The plan intends to serve all of those who ask for help, including non-residents of the city, however, Brockton residents are given preference. Those who have active arrest warrants are placed in custody to later attend court. Once warrants are cleared, they may enter the treatment program.

Veterans who are eligible for care under the Veterans Administration are taken to Brockton's Veterans Affairs Medical Center on Belmont Street for treatment, which then allows more beds to remain open at another partner rehabilitation treatment facility.

Brockton ALS ambulance

A Deeper Commitment from Brewster Ambulance

Brewster Ambulance has three Brockton locations, making serving the Stairway to Recovery offices fast for transfers to local treatment partners of the Champion Plan:
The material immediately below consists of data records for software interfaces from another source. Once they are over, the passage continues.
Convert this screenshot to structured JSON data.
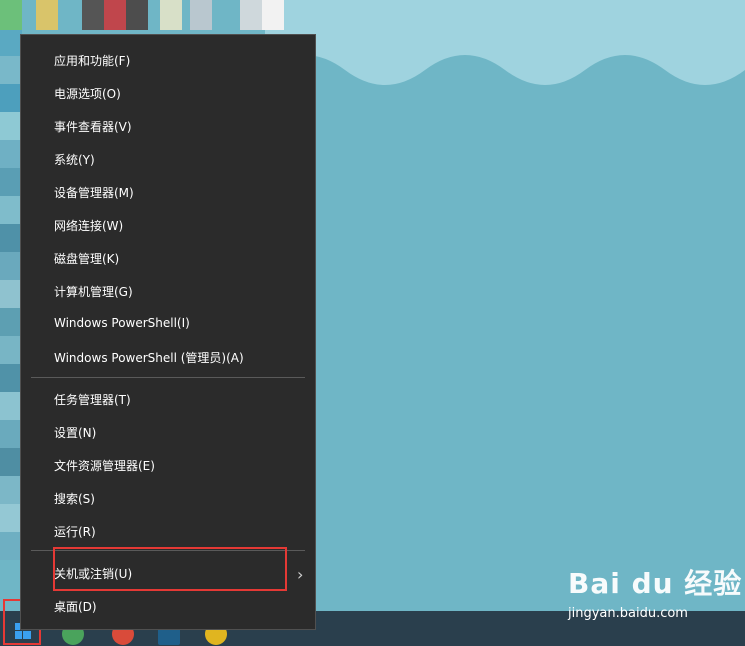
{
  "menu": {
    "items": [
      {
        "label": "应用和功能(F)"
      },
      {
        "label": "电源选项(O)"
      },
      {
        "label": "事件查看器(V)"
      },
      {
        "label": "系统(Y)"
      },
      {
        "label": "设备管理器(M)"
      },
      {
        "label": "网络连接(W)"
      },
      {
        "label": "磁盘管理(K)"
      },
      {
        "label": "计算机管理(G)"
      },
      {
        "label": "Windows PowerShell(I)"
      },
      {
        "label": "Windows PowerShell (管理员)(A)"
      },
      {
        "label": "任务管理器(T)"
      },
      {
        "label": "设置(N)"
      },
      {
        "label": "文件资源管理器(E)"
      },
      {
        "label": "搜索(S)"
      },
      {
        "label": "运行(R)"
      },
      {
        "label": "关机或注销(U)"
      },
      {
        "label": "桌面(D)"
      }
    ],
    "submenu_chevron": "›"
  },
  "watermark": {
    "logo": "Bai du 经验",
    "url": "jingyan.baidu.com"
  },
  "colors": {
    "menu_bg": "#2b2b2b",
    "highlight_border": "#e53935",
    "desktop": "#6fb6c6",
    "taskbar": "#2a3f4d"
  },
  "icons": [
    "windows-start-icon",
    "chevron-right-icon"
  ]
}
  • 73 Perkins Avenue, Brockton, MA 02302
  • 790 West Chestnut St. Brockton, MA 02301
  • 225 North Montello St. Brockton, MA 02302

With three locations and ample coverage, there has been no negative impact on Brewster's ability to provide consistent and reliable service for the city's 911 calls and other scheduled transports. Since the city has networked with nearby treatment facilities, the transfers are more efficient and take less time.

This proximity keeps patients from being repatriated to Brockton if they are taken to a treatment center that is hours away where they don't know anyone. Keeping the program's partners local improves the patient's overall recovery outcome as well. It provides them access to a variety of services and support—paid and volunteer services that check in on them after their detox—where they build a relationship and develop more trust which enables them to stay in treatment longer, thus improving outcomes.

There are also hotlines and information provided to families to help them recognize drug paraphernalia, symptoms of rising abuse and behavior changes that indicate the patient may be abusing again. It gives them resources and support so they can also be part of a broader team helping the patient.

We didn’t give a second thought to helping Mayor Carpenter shift the landscape of drug abuse and overdoses plaguing Brockton. The Champion Plan is an innovative example of how the city is leading the state in collaborative service to provide accessible resources to those who want help out of addiction.
— Mark Brewster, President and CEO of Brewster Ambulance
 

Brewster Ambulance is also working on the clinical side to get the Department of Public Health to approve a project waiver that allows Brewster to use pain medication alternatives such as high dose Tylenol® as opposed to opiates. If a patient is battling addiction, to receive non-opiate pain treatment options keeps them out of the category of drug use. By coming at this epidemic from all angles, we can help reduce the impact that drug addiction has on Brockton's residents and all communities who adopt similar programs.